The cybersecurity firm also cautioned malware related to cryptocurrency mining will become more advanced in 2019 with hackers using it to choose which digital currency to mine on the victim’s computer based on the processing hardware of the PC and the value of the currency at that moment in time.  Mobile malware is also expected to become a topic of these underground hacker networks, with most of the focus on Android devices. And it could deliver a big payoff for the bad guys. McAfee said that the value of exploiting the mobile platform is underestimated. “Phones offer a lot to cybercriminals given the amount of access they have to sensitive information such as bank accounts,” said the company.

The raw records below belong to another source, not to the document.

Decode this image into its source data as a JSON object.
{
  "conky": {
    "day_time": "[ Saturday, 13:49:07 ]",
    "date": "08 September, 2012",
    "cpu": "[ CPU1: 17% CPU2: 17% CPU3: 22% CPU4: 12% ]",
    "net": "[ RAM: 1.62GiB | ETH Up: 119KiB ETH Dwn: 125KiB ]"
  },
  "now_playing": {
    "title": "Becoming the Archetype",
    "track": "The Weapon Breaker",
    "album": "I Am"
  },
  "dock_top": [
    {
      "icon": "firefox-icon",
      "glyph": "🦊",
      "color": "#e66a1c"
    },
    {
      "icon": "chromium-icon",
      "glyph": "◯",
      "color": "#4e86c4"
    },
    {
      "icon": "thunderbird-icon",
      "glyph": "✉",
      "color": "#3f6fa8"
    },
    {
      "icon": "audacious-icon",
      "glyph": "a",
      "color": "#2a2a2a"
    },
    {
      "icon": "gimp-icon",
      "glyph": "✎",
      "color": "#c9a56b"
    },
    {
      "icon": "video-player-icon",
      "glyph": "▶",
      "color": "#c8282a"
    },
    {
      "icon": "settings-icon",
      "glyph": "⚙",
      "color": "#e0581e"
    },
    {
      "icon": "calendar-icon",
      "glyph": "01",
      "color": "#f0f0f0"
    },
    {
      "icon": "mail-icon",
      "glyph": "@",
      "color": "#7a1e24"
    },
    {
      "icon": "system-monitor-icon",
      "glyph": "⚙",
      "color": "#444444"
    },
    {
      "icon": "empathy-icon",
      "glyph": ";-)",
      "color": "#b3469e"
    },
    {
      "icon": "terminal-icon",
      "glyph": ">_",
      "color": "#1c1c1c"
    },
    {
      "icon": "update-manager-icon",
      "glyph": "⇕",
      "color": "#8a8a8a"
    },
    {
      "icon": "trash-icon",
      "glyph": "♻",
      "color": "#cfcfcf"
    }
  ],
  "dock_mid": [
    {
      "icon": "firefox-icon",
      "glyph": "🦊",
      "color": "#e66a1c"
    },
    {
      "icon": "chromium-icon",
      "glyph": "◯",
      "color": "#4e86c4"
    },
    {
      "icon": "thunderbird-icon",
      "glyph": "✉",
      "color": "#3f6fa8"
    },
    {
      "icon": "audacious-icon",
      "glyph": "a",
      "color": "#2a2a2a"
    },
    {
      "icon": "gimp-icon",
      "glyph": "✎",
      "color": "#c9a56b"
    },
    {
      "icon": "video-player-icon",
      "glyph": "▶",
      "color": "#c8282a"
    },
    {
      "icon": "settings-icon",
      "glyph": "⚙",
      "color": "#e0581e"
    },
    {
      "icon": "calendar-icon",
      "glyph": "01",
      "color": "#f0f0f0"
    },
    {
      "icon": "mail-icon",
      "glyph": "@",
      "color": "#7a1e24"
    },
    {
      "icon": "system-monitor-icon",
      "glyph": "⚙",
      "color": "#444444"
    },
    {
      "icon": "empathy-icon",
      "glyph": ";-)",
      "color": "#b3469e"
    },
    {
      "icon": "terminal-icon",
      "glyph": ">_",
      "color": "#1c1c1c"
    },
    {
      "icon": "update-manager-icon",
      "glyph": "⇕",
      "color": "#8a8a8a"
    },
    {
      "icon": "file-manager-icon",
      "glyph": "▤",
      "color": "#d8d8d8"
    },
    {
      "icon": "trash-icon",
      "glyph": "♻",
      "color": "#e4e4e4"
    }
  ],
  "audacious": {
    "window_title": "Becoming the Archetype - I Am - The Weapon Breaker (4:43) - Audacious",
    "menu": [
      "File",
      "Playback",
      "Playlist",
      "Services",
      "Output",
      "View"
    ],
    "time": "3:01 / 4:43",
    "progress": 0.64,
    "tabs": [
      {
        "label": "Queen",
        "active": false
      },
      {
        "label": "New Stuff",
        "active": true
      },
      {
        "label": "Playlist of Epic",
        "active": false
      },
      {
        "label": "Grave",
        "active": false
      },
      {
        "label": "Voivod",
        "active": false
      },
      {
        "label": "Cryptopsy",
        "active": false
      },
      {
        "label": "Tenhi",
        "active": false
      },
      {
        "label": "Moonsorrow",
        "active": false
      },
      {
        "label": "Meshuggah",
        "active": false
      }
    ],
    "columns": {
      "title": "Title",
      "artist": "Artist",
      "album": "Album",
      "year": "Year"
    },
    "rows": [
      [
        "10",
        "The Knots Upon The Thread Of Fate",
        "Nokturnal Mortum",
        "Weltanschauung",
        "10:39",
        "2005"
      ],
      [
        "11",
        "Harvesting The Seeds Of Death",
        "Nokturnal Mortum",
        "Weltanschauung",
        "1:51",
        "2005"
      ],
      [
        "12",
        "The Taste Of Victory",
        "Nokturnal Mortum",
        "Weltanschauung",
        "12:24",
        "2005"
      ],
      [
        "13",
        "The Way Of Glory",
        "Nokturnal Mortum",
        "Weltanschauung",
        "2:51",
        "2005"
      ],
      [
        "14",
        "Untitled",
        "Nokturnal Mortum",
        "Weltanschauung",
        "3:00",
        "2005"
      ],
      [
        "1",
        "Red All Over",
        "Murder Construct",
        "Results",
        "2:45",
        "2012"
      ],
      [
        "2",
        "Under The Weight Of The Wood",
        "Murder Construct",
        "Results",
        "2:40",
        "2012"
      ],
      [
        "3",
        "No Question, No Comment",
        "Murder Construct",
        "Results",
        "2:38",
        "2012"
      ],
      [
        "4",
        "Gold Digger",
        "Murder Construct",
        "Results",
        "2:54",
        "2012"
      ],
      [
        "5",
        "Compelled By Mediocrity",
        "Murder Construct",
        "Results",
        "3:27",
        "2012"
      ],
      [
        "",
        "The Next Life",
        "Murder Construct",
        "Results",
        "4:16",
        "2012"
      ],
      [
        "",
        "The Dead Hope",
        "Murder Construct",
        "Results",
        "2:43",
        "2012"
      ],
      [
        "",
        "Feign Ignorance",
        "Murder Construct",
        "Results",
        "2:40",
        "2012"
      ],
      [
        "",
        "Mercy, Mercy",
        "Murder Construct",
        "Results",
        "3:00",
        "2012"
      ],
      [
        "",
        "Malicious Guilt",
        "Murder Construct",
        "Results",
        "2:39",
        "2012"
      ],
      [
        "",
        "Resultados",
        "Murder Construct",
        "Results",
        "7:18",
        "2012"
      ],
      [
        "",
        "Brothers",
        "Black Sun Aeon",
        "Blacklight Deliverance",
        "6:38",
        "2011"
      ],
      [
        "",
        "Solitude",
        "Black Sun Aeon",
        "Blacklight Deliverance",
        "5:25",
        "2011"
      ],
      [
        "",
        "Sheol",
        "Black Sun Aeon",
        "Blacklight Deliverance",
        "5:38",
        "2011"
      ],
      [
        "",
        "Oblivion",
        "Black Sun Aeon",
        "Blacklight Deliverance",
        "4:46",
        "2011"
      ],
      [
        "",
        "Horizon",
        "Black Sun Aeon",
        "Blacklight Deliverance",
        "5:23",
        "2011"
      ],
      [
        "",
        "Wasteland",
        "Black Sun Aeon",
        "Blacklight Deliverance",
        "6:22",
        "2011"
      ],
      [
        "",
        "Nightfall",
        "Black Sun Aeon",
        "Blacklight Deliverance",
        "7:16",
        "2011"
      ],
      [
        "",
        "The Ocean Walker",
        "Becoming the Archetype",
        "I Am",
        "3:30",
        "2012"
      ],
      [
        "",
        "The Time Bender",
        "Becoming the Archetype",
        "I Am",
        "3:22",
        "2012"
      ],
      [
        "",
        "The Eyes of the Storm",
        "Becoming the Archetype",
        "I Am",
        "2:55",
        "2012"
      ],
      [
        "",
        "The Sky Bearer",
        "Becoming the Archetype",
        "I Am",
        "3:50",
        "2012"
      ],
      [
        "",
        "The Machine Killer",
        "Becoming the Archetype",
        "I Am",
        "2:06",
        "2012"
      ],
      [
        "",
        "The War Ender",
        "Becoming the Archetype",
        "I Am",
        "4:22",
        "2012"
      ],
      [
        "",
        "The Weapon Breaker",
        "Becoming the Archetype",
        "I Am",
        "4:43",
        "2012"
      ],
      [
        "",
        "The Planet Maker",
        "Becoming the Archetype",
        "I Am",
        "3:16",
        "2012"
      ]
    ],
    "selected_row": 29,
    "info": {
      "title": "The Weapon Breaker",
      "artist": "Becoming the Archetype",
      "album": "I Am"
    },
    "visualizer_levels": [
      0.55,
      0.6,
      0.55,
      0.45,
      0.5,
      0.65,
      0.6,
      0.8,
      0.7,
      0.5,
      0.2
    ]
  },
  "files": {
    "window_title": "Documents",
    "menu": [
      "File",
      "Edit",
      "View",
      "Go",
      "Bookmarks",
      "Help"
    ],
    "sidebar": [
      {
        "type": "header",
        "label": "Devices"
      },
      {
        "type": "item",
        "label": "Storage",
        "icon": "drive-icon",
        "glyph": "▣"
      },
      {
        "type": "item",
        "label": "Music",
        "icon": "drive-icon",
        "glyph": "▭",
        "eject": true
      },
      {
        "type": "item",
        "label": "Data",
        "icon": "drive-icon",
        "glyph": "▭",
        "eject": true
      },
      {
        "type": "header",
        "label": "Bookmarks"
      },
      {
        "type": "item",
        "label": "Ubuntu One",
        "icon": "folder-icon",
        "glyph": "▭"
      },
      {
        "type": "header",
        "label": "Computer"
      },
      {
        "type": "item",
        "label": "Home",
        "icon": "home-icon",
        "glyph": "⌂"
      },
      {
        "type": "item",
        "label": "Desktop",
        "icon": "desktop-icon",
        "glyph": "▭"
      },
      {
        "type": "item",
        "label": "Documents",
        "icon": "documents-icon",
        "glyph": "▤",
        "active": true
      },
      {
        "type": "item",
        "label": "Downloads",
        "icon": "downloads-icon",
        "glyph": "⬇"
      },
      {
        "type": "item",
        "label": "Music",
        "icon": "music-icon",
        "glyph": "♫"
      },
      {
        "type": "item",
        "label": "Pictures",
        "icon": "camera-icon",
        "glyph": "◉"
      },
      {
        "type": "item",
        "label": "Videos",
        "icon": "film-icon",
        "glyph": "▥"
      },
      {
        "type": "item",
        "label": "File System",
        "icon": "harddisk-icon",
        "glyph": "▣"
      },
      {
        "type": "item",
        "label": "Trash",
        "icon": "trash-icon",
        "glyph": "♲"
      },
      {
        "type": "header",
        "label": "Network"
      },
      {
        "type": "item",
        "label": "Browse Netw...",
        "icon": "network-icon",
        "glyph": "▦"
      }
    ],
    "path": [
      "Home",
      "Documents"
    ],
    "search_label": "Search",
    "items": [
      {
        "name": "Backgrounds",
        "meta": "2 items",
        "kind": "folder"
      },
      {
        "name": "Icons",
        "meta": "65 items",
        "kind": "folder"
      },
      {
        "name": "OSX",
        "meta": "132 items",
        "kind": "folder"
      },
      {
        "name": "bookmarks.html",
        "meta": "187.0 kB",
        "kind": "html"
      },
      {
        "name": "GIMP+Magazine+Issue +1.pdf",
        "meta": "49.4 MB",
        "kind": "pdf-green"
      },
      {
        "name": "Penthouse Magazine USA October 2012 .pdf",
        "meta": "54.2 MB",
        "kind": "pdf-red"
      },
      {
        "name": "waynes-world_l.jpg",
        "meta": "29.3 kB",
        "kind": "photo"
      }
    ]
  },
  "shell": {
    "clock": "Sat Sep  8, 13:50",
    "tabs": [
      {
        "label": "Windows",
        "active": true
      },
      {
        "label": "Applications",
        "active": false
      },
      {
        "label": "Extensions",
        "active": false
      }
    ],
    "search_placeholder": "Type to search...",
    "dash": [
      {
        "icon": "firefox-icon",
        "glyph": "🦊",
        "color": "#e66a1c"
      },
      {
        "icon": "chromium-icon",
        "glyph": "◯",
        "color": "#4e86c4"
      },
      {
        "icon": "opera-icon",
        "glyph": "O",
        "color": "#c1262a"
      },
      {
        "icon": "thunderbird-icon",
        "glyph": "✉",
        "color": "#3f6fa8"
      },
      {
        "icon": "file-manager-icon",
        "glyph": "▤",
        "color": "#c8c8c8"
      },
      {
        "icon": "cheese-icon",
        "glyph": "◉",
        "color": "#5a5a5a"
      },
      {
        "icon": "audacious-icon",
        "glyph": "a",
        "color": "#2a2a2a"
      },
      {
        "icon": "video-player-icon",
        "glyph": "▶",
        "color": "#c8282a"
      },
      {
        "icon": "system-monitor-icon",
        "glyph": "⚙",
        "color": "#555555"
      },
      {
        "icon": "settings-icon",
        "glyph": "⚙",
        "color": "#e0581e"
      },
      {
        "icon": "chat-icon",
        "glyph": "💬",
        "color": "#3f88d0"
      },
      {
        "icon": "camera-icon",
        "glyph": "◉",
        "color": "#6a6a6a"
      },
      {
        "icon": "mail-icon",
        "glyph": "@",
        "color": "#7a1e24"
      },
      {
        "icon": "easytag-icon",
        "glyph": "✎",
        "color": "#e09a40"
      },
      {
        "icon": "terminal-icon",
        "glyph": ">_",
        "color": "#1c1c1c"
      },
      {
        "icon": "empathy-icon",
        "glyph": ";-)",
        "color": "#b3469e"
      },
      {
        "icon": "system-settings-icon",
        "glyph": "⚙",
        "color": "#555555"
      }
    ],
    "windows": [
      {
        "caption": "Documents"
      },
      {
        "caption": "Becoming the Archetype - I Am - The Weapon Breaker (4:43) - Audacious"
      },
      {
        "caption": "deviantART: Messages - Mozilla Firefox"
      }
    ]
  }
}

The misinformation campaigns of the 2016 election and 2018 midterms haven’t been lost on hackers either. With social media now a regular part of our lives for more than a decade the cybercriminals are going to use it more for financial gain in the New Year. Same with Internet of Things devices in the home. “One thing is certain: Our dependency on technology has become ubiquitous. Consider the breaches of identity platforms, with reports of 50 million users being affected,” wrote Raj Samani, Chief Scientist and McAfee Fellow in the threat assessment report. “It is no longer the case that a breach is limited to that platform. Everything is connected, and you are only as strong as your weakest link. In the future, we face the question of which of our weakest links will be compromised.”